Robot surgery complications and cost higher than traditional procedures

For minimally invasive surgeries, the study found that costs of robotic procedures were significantly higher than traditional procedures. Simply purchasing the da Vinci robot can cost a hospital $2 million and the robot also involves routine purchase of certain removable and disposable parts.

The rate of complications was also higher. For example, the researchers looked at the records of more than 87,000 women who had procedures to remove their ovaries or ovarian cysts over 4-years’ time. It compared the outcomes of robotic surgeries to those of laparoscopic (or “keyhole”) surgeries. The rate of complications increased by approximately 1% when performed with the use of a robot and the price tag rose by $2500 to $3300.

Rise in da Vinci robot hysterectomy popularity

An earlier study from 2012 focused on robot-assisted hysterectomies. It compared the outcomes of over 260,000 women who had hysterectomies between 2007 and 2010 and found no increase in complication rates or blood transfusions – but it also did not find any reduction in complications. But a da Vinci robot hysterectomy costs about one third more than the traditional laparoscopic surgery, when there was no medical benefit.

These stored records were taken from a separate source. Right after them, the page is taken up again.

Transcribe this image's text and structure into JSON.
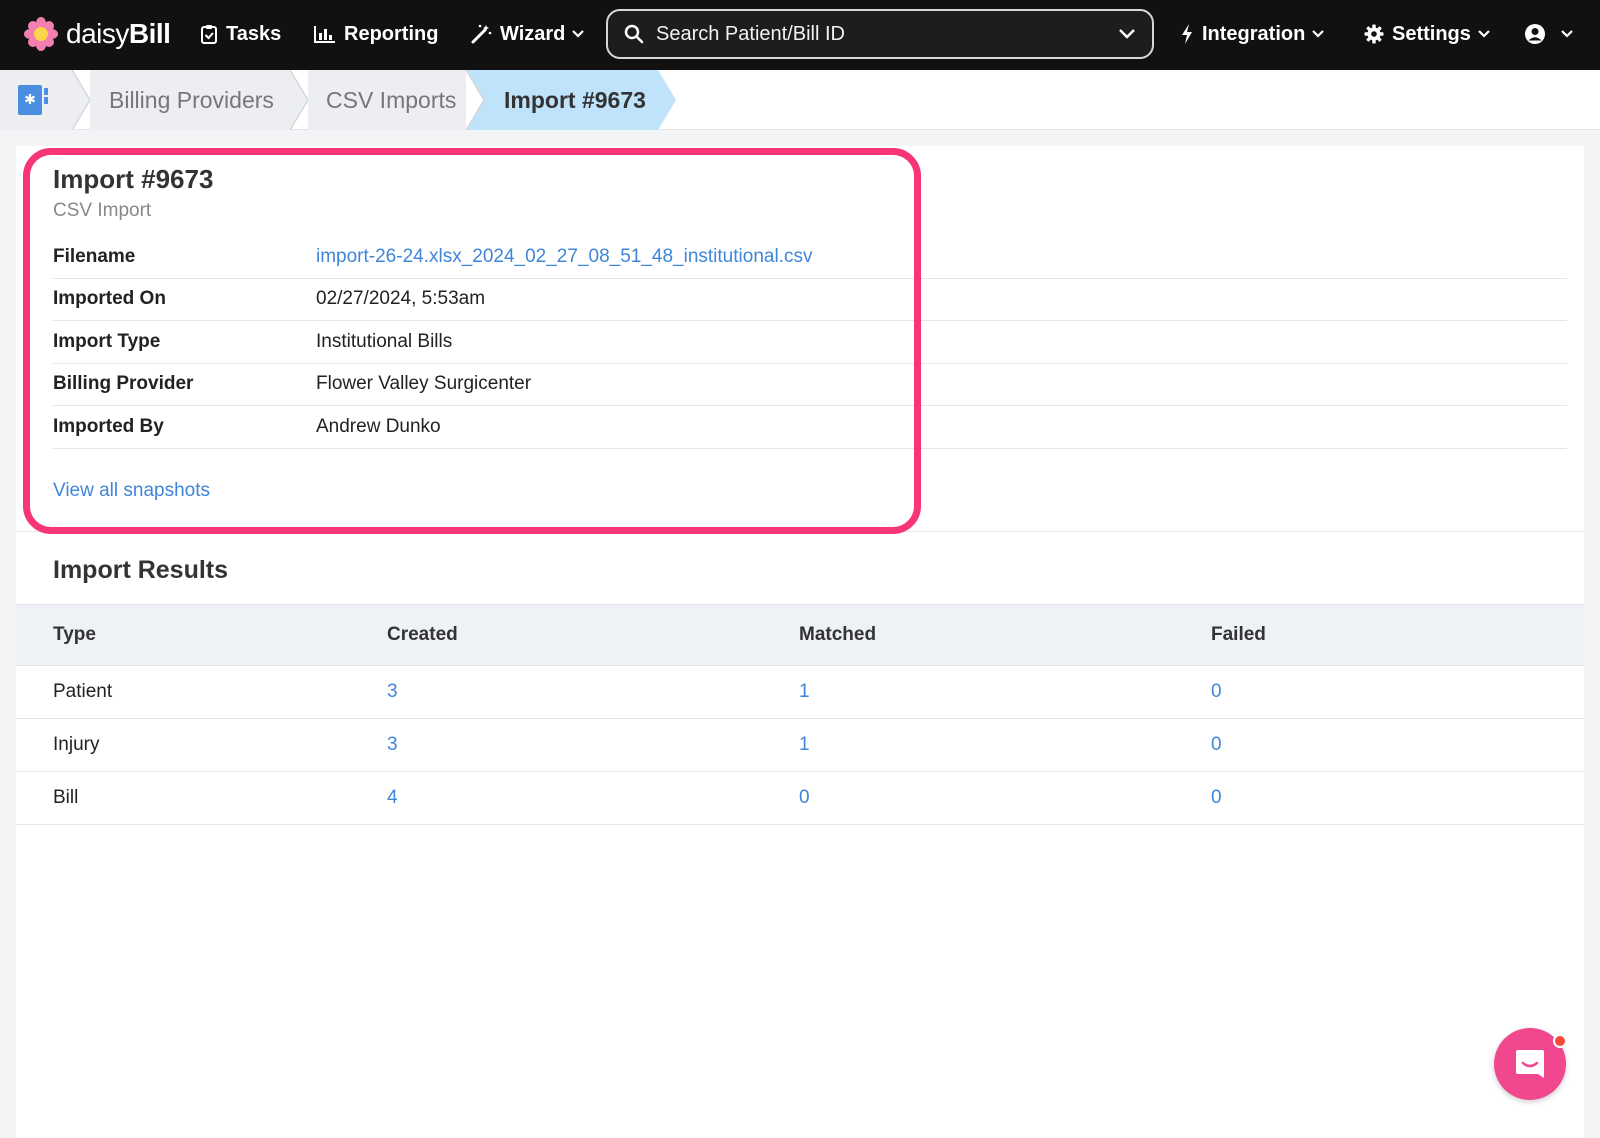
{
  "brand": {
    "name_light": "daisy",
    "name_bold": "Bill"
  },
  "nav": {
    "tasks": "Tasks",
    "reporting": "Reporting",
    "wizard": "Wizard",
    "integration": "Integration",
    "settings": "Settings"
  },
  "search": {
    "placeholder": "Search Patient/Bill ID"
  },
  "breadcrumb": {
    "items": [
      "Billing Providers",
      "CSV Imports",
      "Import #9673"
    ]
  },
  "import": {
    "title": "Import #9673",
    "subtitle": "CSV Import",
    "fields": [
      {
        "label": "Filename",
        "value": "import-26-24.xlsx_2024_02_27_08_51_48_institutional.csv"
      },
      {
        "label": "Imported On",
        "value": "02/27/2024, 5:53am"
      },
      {
        "label": "Import Type",
        "value": "Institutional Bills"
      },
      {
        "label": "Billing Provider",
        "value": "Flower Valley Surgicenter"
      },
      {
        "label": "Imported By",
        "value": "Andrew Dunko"
      }
    ],
    "snapshots_link": "View all snapshots"
  },
  "results": {
    "title": "Import Results",
    "columns": [
      "Type",
      "Created",
      "Matched",
      "Failed"
    ],
    "rows": [
      {
        "type": "Patient",
        "created": "3",
        "matched": "1",
        "failed": "0"
      },
      {
        "type": "Injury",
        "created": "3",
        "matched": "1",
        "failed": "0"
      },
      {
        "type": "Bill",
        "created": "4",
        "matched": "0",
        "failed": "0"
      }
    ]
  },
  "colors": {
    "nav_bg": "#111111",
    "link": "#3f86d8",
    "highlight": "#f73578",
    "breadcrumb_active": "#bfe3fb",
    "chat": "#f1478f"
  }
}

Despite the evidence that da Vinci robot hysterectomies are losing the cost vs. benefit debate, their use has risen dramatically. The FDA approved robotic surgery for hysterectomies in 2005. In 2007, robotic procedures accounted for less than 1% of hysterectomies. By 2010, nearly 10% of hysterectomies were performed by robots.

Causes of robot surgery complications

Reports have shown that certain types of complications are more common with robot-assisted surgeries. These include bladder injury, bowel obstruction, and excessive bleeding. Theories about the cause of the increased rate of complications include computer problems like software and battery problems. Because the procedures are performed by a surgeon who remotely controls the robotic arms, visibility through the robot’s lens is crucial but some have report difficulties seeing through it.

Another problem that deserves more attention is inexperience. Becoming proficient at using a robot to perform surgery takes immense practice – some experts say between 200 and 1000 surgeries, depending on the specialty. But Intuitive, maker of the da Vinci robot, provides a 2-day training course with the purchase of its $2 million machine and then surgeons begin operating on live human patients.

The true numbers of robot surgery complications are, unfortunately, underreported. Even though the U.S. Food and Drug Administration mandates that device manufacturers and hospitals report medical device-related injuries, a 2013 study by Johns Hopkins found a massive gap between the injuries reported to the FDA and the injuries that made their way to news reports and court complaints.

  1. Medscape, Robotic Surgery More Costly for Ovarian Problems, Study Says,
  2., Robotic Surgery Brings Higher Costs, More Complications, Study Shows – Update,
  3. The New York Times, Questions About Robotic Hysterectomy,
  4. Bloomberg, Unreported Robot Surgery Injuries Open Questions for FDA,